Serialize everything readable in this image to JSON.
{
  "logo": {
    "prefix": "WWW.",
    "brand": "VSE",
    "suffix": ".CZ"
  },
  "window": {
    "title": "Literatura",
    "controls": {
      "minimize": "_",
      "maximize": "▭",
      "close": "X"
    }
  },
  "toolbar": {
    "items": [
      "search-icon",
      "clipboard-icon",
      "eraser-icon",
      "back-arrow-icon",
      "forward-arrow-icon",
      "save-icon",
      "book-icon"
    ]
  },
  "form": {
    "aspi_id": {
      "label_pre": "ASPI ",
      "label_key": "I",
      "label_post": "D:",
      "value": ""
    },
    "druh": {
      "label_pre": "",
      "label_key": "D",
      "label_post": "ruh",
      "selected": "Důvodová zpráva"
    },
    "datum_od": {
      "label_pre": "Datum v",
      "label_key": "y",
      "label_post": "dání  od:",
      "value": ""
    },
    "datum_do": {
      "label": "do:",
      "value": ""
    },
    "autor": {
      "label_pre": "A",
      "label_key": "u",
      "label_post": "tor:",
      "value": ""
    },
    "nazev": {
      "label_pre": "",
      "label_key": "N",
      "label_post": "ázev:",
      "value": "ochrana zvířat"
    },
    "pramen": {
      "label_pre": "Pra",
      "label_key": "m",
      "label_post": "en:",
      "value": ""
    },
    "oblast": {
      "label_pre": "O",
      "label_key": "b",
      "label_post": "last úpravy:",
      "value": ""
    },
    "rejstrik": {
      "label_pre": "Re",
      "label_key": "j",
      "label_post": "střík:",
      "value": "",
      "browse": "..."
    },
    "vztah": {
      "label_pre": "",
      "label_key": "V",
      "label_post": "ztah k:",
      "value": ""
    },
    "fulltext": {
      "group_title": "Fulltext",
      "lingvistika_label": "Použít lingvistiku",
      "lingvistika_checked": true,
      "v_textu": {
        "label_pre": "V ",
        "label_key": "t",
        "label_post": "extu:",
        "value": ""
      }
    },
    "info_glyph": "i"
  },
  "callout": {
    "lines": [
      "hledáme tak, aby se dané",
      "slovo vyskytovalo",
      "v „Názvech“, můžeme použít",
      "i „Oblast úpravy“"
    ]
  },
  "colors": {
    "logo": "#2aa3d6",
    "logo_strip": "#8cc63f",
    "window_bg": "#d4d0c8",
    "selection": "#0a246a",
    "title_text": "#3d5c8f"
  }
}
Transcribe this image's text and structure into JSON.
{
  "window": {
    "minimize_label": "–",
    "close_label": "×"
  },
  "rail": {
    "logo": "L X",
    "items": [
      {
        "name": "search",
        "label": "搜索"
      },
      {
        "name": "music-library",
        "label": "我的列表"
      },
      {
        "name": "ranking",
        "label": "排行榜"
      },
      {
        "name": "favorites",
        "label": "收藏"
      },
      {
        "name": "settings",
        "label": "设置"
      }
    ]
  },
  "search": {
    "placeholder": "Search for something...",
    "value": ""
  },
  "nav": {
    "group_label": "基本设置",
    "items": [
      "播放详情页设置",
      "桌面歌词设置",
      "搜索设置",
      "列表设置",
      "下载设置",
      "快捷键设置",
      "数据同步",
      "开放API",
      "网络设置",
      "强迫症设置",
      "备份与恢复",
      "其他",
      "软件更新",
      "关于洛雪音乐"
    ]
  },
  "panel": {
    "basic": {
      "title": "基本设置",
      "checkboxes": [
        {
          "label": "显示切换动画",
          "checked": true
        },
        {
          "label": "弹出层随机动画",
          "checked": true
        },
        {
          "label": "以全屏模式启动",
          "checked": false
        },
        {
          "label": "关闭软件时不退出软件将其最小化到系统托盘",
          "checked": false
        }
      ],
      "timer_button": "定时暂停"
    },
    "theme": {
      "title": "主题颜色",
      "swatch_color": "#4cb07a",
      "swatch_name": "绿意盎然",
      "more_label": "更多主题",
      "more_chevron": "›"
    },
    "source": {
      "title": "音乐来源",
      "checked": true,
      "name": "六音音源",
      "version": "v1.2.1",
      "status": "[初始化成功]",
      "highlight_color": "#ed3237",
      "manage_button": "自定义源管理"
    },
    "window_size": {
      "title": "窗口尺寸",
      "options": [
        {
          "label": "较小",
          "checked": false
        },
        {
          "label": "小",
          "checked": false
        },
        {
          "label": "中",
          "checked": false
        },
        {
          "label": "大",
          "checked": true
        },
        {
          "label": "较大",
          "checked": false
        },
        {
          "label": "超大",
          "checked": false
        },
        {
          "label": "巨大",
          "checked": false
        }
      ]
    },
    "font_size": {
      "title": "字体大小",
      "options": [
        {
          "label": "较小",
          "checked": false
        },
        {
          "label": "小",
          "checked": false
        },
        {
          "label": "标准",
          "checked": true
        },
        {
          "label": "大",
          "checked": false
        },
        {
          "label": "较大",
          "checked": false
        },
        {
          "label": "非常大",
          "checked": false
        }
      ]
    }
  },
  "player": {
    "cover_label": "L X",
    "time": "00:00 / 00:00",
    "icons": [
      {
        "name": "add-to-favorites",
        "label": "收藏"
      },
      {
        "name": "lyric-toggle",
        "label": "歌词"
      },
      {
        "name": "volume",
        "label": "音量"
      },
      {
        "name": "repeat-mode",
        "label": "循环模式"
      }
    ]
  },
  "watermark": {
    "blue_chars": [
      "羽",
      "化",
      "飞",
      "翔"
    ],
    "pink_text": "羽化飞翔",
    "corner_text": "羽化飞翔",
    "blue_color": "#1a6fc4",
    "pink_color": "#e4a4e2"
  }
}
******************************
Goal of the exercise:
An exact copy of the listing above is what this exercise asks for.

Result for this exercise:
Serialize everything readable in this image to JSON.
{
  "logo": {
    "prefix": "WWW.",
    "brand": "VSE",
    "suffix": ".CZ"
  },
  "window": {
    "title": "Literatura",
    "controls": {
      "minimize": "_",
      "maximize": "▭",
      "close": "X"
    }
  },
  "toolbar": {
    "items": [
      "search-icon",
      "clipboard-icon",
      "eraser-icon",
      "back-arrow-icon",
      "forward-arrow-icon",
      "save-icon",
      "book-icon"
    ]
  },
  "form": {
    "aspi_id": {
      "label_pre": "ASPI ",
      "label_key": "I",
      "label_post": "D:",
      "value": ""
    },
    "druh": {
      "label_pre": "",
      "label_key": "D",
      "label_post": "ruh",
      "selected": "Důvodová zpráva"
    },
    "datum_od": {
      "label_pre": "Datum v",
      "label_key": "y",
      "label_post": "dání  od:",
      "value": ""
    },
    "datum_do": {
      "label": "do:",
      "value": ""
    },
    "autor": {
      "label_pre": "A",
      "label_key": "u",
      "label_post": "tor:",
      "value": ""
    },
    "nazev": {
      "label_pre": "",
      "label_key": "N",
      "label_post": "ázev:",
      "value": "ochrana zvířat"
    },
    "pramen": {
      "label_pre": "Pra",
      "label_key": "m",
      "label_post": "en:",
      "value": ""
    },
    "oblast": {
      "label_pre": "O",
      "label_key": "b",
      "label_post": "last úpravy:",
      "value": ""
    },
    "rejstrik": {
      "label_pre": "Re",
      "label_key": "j",
      "label_post": "střík:",
      "value": "",
      "browse": "..."
    },
    "vztah": {
      "label_pre": "",
      "label_key": "V",
      "label_post": "ztah k:",
      "value": ""
    },
    "fulltext": {
      "group_title": "Fulltext",
      "lingvistika_label": "Použít lingvistiku",
      "lingvistika_checked": true,
      "v_textu": {
        "label_pre": "V ",
        "label_key": "t",
        "label_post": "extu:",
        "value": ""
      }
    },
    "info_glyph": "i"
  },
  "callout": {
    "lines": [
      "hledáme tak, aby se dané",
      "slovo vyskytovalo",
      "v „Názvech“, můžeme použít",
      "i „Oblast úpravy“"
    ]
  },
  "colors": {
    "logo": "#2aa3d6",
    "logo_strip": "#8cc63f",
    "window_bg": "#d4d0c8",
    "selection": "#0a246a",
    "title_text": "#3d5c8f"
  }
}
Transcribe this image's text and structure into JSON.
{
  "window": {
    "minimize_label": "–",
    "close_label": "×"
  },
  "rail": {
    "logo": "L X",
    "items": [
      {
        "name": "search",
        "label": "搜索"
      },
      {
        "name": "music-library",
        "label": "我的列表"
      },
      {
        "name": "ranking",
        "label": "排行榜"
      },
      {
        "name": "favorites",
        "label": "收藏"
      },
      {
        "name": "settings",
        "label": "设置"
      }
    ]
  },
  "search": {
    "placeholder": "Search for something...",
    "value": ""
  },
  "nav": {
    "group_label": "基本设置",
    "items": [
      "播放详情页设置",
      "桌面歌词设置",
      "搜索设置",
      "列表设置",
      "下载设置",
      "快捷键设置",
      "数据同步",
      "开放API",
      "网络设置",
      "强迫症设置",
      "备份与恢复",
      "其他",
      "软件更新",
      "关于洛雪音乐"
    ]
  },
  "panel": {
    "basic": {
      "title": "基本设置",
      "checkboxes": [
        {
          "label": "显示切换动画",
          "checked": true
        },
        {
          "label": "弹出层随机动画",
          "checked": true
        },
        {
          "label": "以全屏模式启动",
          "checked": false
        },
        {
          "label": "关闭软件时不退出软件将其最小化到系统托盘",
          "checked": false
        }
      ],
      "timer_button": "定时暂停"
    },
    "theme": {
      "title": "主题颜色",
      "swatch_color": "#4cb07a",
      "swatch_name": "绿意盎然",
      "more_label": "更多主题",
      "more_chevron": "›"
    },
    "source": {
      "title": "音乐来源",
      "checked": true,
      "name": "六音音源",
      "version": "v1.2.1",
      "status": "[初始化成功]",
      "highlight_color": "#ed3237",
      "manage_button": "自定义源管理"
    },
    "window_size": {
      "title": "窗口尺寸",
      "options": [
        {
          "label": "较小",
          "checked": false
        },
        {
          "label": "小",
          "checked": false
        },
        {
          "label": "中",
          "checked": false
        },
        {
          "label": "大",
          "checked": true
        },
        {
          "label": "较大",
          "checked": false
        },
        {
          "label": "超大",
          "checked": false
        },
        {
          "label": "巨大",
          "checked": false
        }
      ]
    },
    "font_size": {
      "title": "字体大小",
      "options": [
        {
          "label": "较小",
          "checked": false
        },
        {
          "label": "小",
          "checked": false
        },
        {
          "label": "标准",
          "checked": true
        },
        {
          "label": "大",
          "checked": false
        },
        {
          "label": "较大",
          "checked": false
        },
        {
          "label": "非常大",
          "checked": false
        }
      ]
    }
  },
  "player": {
    "cover_label": "L X",
    "time": "00:00 / 00:00",
    "icons": [
      {
        "name": "add-to-favorites",
        "label": "收藏"
      },
      {
        "name": "lyric-toggle",
        "label": "歌词"
      },
      {
        "name": "volume",
        "label": "音量"
      },
      {
        "name": "repeat-mode",
        "label": "循环模式"
      }
    ]
  },
  "watermark": {
    "blue_chars": [
      "羽",
      "化",
      "飞",
      "翔"
    ],
    "pink_text": "羽化飞翔",
    "corner_text": "羽化飞翔",
    "blue_color": "#1a6fc4",
    "pink_color": "#e4a4e2"
  }
}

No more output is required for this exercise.